Although the presumption is that the information contained in medical records is confidential, there are exceptions, such as in cases where the cause of a person’s death is given on a death certificate which is a public document. The cause of death and other medical information may have been put in the public domain by the surviving family or as a result of an inquest or court case. The important issue is whether or not the requested information has been put in the public domain before the request for information is made. If before, section 41 cannot apply.
Section 44 - Human Rights Act
The Human Rights Act 1998 incorporates the Council of Europe Convention on Human Rights into UK Law.
Article 8 of the Convention provides that there shall be no interference with the right to family and private life. Although the Convention gives rights to the living and not to the deceased, in Bluck the NHS Trust argued that as the disclosure of medical information about a deceased person would constitute an interference with the right of a surviving family member or close friend to family or private life, then there may be a breach of Article 8. The issue is sometimes referred to as “survivor privacy”. Therefore the Trust argued that the Human Rights Act operated as a statutory bar prohibiting the disclosure of the daughter’s medical records.

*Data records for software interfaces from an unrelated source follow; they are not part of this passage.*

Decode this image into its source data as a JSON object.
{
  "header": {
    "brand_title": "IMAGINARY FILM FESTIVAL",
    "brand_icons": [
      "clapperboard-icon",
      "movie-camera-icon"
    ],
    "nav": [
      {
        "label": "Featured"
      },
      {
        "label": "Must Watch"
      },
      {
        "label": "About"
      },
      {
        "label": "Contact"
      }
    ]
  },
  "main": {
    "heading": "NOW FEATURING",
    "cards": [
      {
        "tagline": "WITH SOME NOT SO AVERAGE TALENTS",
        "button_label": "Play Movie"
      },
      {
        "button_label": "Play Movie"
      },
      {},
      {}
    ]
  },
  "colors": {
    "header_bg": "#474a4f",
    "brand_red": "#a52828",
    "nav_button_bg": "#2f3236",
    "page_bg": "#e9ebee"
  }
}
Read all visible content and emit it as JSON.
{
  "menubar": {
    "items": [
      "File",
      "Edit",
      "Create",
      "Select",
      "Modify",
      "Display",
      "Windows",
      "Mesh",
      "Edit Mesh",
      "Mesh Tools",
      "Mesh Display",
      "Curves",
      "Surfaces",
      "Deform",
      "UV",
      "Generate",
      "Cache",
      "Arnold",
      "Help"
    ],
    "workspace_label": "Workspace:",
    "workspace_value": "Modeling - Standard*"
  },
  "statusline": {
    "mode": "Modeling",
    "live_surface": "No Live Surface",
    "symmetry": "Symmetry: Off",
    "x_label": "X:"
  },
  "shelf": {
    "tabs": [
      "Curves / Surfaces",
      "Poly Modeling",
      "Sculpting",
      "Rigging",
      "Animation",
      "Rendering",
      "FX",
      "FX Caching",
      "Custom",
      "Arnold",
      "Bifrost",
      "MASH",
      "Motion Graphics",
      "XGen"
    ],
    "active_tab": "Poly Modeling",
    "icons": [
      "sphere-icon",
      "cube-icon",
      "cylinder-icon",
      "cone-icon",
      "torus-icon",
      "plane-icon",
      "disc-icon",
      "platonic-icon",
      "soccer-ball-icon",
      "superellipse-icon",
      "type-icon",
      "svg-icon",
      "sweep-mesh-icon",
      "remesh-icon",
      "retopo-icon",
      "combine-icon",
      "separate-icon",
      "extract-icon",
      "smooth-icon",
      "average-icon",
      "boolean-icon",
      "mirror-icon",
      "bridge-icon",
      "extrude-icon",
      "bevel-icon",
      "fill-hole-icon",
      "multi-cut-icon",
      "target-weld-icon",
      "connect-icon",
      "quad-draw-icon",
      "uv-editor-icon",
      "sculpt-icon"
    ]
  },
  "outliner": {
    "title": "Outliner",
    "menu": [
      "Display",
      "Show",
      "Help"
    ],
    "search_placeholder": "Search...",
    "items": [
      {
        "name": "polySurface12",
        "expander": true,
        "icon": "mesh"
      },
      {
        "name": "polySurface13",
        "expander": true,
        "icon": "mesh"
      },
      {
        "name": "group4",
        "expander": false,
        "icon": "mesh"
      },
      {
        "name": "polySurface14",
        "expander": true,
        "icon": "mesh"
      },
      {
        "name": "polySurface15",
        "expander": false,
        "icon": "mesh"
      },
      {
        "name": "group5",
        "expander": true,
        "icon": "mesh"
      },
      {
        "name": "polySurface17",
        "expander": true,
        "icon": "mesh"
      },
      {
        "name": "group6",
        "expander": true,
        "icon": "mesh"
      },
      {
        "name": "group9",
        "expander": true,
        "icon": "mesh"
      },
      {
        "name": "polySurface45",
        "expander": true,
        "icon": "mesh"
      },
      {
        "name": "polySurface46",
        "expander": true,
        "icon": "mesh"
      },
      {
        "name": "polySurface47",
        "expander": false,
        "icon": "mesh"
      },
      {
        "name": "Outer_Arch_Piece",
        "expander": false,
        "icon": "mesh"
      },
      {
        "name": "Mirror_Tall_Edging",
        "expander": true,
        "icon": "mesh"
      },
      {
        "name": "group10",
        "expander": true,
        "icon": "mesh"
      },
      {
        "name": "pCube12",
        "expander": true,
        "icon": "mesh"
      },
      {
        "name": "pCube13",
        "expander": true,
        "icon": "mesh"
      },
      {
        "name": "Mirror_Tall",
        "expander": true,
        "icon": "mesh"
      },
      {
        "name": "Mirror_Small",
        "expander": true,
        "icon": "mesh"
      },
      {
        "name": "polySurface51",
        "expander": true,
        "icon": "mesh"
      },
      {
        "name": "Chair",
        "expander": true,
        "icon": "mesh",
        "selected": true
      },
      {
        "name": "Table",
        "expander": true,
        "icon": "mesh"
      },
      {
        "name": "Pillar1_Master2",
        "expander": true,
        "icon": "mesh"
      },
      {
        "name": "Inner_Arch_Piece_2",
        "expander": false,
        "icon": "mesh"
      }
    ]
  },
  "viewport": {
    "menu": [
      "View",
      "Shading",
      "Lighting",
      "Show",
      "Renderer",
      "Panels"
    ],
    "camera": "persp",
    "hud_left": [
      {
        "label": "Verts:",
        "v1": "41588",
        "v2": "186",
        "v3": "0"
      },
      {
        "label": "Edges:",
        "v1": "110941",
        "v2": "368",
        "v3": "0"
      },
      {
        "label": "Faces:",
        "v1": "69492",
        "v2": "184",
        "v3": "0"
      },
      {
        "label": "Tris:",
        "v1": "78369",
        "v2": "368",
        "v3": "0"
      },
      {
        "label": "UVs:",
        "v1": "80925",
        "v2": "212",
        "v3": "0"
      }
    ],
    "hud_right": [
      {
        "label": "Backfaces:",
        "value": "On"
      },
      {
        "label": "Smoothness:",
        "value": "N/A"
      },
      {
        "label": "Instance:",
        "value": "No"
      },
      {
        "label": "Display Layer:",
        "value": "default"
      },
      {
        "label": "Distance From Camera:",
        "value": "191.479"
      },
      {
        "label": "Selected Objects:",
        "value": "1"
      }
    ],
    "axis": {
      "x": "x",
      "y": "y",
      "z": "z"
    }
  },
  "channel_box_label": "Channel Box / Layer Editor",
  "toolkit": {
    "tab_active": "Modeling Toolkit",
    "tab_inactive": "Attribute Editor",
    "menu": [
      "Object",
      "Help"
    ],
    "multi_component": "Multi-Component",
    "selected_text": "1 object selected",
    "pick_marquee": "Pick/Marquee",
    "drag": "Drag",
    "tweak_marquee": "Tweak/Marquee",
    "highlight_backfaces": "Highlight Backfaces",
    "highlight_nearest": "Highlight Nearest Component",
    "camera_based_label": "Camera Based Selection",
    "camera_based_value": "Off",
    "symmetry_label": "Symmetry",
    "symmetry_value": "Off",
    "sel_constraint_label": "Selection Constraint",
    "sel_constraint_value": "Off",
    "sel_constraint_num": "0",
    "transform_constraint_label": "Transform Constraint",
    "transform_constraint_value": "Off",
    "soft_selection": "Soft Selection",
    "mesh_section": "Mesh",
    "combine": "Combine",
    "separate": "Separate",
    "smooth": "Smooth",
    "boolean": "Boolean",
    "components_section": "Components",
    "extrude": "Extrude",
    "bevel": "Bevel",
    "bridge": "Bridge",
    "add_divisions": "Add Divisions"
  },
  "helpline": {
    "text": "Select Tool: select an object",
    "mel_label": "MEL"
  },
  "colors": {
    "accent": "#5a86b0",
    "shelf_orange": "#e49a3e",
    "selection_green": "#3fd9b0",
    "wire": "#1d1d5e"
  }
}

The Tribunal considered the Trust’s arguments but as it had already decided that the information was exempt under s 41 it did not make a decision in relation to s44. It did however give a clear indication of its approach to Article 8.
The Tribunal indicated that it;
“would not be in favour of translating the general principles laid down in Article 8 into the form of specific legal prohibition to which we believe section 44 is intended to apply.” It continued “...we do not believe that the effect of the Human Rights Act is to elevate the level of a directly enforceable legal prohibition the general terms of Article 8” (para 31)
In light of this the Commissioner’s view is that the Human Rights Act does not operate as a statutory bar. This represents a change in position as before Bluck the Commissioner was sympathetic to the view that the Human Rights Act did operate as a statutory bar. See also LTT98.
Access to Health Records Act
In broad terms and subject to exceptions set out in the legislation, the AHRA 1990 gives a right of access to health records of the deceased to the personal representatives of the deceased or to persons who may have a claim arising out of the death of the individual.
The right of access is for the personal representative of the deceased person rather than simply a surviving family member. We should be wary of advising a family member that he or she has a right of access when, in fact, it is only the personal representative who has this right. It is for the applicant to prove to the public authority that they have a right of access under the AHRA.
Where the applicant for medical records is the personal representative, the information to which they would be entitled under the AHRA will be exempt from disclosure to them under FOIA by virtue of s21 because it is reasonable accessible to them by other means.
(*) The personal representative of the deceased is the person (or persons, though no more than four) who is entitled to administer the deceased person’s estate by virtue of a grant of probate (if the deceased person left a will) or letter of administration (if they died intestate).